[Data for the task]
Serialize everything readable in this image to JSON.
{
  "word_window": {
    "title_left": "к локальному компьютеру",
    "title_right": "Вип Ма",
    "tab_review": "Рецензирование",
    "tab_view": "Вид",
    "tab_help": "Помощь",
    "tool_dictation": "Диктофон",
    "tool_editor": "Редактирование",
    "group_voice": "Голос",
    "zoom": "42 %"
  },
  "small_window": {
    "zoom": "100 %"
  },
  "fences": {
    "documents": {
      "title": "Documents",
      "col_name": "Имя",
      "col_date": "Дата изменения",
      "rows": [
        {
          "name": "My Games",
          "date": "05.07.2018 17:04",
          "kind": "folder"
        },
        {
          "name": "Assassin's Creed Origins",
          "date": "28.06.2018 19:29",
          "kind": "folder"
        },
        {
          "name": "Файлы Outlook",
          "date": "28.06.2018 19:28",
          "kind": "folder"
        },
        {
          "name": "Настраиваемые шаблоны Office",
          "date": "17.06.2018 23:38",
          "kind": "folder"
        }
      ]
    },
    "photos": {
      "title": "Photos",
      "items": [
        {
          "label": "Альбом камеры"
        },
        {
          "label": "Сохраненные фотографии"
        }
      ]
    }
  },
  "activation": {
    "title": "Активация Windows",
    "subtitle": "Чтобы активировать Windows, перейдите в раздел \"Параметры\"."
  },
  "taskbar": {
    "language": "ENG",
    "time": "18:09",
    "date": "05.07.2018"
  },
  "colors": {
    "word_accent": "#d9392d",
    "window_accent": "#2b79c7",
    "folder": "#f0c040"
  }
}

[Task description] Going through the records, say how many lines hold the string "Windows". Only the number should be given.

[Result below] 2